The town's laid-back atmosphere and natural surroundings make it a perfect destination for outdoor enthusiasts. You can explore the nearby Talkeetna Mountains through hiking trails that wind through alpine meadows, offering panoramic views of the surrounding valleys and peaks. Fishing enthusiasts can try their luck in the area's rivers and lakes, known for abundant salmon and trout populations.

For a taste of local culture, don't miss the chance to visit the Talkeetna Historical Society Museum, which showcases the town's pioneering history and celebrates the unique spirit of its residents. The annual Talkeetna Moose Dropping Festival adds a touch of whimsy to the town, with quirky events and activities that reflect the town's fun-loving nature.

Talkeetna's location on the banks of the Susitna River also provides opportunities for scenic riverboat tours, where you can soak in the breathtaking views and spot wildlife along the riverbanks. Moose, bears, and bald eagles are commonly sighted, adding to the allure of the Alaskan wilderness.

10. Wrangell-St. Elias National Park and Preserve

Wrangell-St. Elias National Park and Preserve, located in the heart of the Alaska Range, is a vast and awe-inspiring wilderness that embodies the true spirit of Alaska. As the largest national park in the United States, Wrangell-St. Elias spans over 13 million acres of rugged mountains, expansive glaciers, and pristine valleys.

The park's dramatic landscape showcases the power and beauty of nature. Towering peaks, including Mount Wrangell and Mount St. Elias, dominate the horizon, offering a challenge for mountaineers and a stunning backdrop for adventurers. Glaciers flow through the valleys, carving out deep fjords and creating a surreal icy landscape. Witnessing the immense size and beauty of the park's glaciers, such as the Kennicott Glacier and the Root Glacier, is a humbling experience.

Exploring Wrangell-St. Elias National Park and Preserve is a paradise for outdoor enthusiasts. The park offers a wide range of activities, from hiking and backpacking along scenic trails to river rafting through pristine waterways. The park's extensive trail network provides opportunities for all skill levels, allowing visitors to immerse themselves in the breathtaking scenery and encounter wildlife such as moose, Dall sheep, and grizzly bears.

History buffs will appreciate the park's rich cultural heritage. Wrangell-St. Elias is home to several historic mining towns, such as Kennecott and McCarthy, which have been preserved and offer glimpses into Alaska's gold rush era. Visitors can explore the historic buildings, learn about the mining operations, and gain insights into the lives of the people who once thrived in these remote communities.

Dark skies and minimal light pollution make Wrangell-St. Elias an ideal location for stargazing and viewing the Northern Lights. On clear nights, the sky comes alive with a mesmerizing display of stars, planets, and the dancing colors of the Aurora Borealis, creating a magical and unforgettable experience.

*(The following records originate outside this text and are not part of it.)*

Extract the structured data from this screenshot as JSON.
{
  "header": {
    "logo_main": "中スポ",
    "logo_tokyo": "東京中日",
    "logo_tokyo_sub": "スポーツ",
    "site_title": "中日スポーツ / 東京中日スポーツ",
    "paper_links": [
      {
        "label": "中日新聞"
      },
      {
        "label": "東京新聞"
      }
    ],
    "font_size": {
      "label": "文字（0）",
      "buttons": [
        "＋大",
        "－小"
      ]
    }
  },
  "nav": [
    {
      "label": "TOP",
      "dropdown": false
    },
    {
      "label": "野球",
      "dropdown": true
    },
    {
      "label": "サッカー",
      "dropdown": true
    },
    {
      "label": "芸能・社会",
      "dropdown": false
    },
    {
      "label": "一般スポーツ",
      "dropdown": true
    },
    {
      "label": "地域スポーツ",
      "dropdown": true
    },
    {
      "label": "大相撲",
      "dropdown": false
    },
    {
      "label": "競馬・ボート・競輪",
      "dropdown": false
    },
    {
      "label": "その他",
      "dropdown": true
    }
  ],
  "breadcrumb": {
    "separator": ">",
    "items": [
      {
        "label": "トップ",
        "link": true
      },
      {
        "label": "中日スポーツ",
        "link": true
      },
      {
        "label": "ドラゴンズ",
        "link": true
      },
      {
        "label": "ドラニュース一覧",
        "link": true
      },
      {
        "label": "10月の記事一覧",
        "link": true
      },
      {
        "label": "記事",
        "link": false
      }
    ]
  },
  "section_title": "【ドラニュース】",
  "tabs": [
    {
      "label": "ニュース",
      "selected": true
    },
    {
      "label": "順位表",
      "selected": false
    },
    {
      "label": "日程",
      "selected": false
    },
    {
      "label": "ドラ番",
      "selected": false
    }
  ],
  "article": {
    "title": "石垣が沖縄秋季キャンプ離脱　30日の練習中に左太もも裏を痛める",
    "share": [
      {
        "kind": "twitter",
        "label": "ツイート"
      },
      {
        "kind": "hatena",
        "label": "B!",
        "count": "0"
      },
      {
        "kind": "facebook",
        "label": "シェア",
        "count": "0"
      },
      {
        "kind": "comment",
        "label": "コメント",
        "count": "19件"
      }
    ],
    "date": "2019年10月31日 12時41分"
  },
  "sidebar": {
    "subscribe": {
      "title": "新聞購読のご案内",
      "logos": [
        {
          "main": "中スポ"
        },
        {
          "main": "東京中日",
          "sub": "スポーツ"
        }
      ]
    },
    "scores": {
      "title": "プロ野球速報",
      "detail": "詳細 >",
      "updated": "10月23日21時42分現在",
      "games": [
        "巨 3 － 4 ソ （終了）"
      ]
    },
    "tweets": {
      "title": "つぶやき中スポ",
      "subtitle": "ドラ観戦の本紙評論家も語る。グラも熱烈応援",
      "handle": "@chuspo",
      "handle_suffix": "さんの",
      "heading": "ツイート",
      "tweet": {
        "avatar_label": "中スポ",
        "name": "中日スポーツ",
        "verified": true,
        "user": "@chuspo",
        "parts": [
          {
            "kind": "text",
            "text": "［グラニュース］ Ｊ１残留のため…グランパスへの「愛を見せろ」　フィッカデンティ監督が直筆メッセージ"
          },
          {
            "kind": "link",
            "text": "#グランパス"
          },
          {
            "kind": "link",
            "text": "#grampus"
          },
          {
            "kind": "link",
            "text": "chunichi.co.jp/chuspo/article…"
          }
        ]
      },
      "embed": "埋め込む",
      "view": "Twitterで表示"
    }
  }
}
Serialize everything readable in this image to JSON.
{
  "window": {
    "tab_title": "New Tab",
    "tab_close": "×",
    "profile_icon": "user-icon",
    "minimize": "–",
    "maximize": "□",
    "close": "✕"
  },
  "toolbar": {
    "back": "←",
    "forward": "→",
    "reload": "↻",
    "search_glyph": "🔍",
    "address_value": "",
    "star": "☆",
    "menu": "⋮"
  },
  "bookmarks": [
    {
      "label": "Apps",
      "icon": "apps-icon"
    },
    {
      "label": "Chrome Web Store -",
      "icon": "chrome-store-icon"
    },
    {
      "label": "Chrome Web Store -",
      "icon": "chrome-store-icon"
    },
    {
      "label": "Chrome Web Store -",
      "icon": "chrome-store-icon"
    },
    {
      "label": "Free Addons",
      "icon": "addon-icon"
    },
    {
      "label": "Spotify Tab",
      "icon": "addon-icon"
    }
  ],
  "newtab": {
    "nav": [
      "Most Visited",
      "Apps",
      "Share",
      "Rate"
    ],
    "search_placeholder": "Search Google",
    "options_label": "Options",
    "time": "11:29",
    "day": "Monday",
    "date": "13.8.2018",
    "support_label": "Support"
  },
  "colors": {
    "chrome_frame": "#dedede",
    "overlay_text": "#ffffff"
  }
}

While the park's vast size and remote location offer a true wilderness experience, it is important to come prepared. Visitors should be equipped with appropriate gear, have a good understanding of outdoor safety, and be mindful of the park's rugged terrain and ever-changing weather conditions.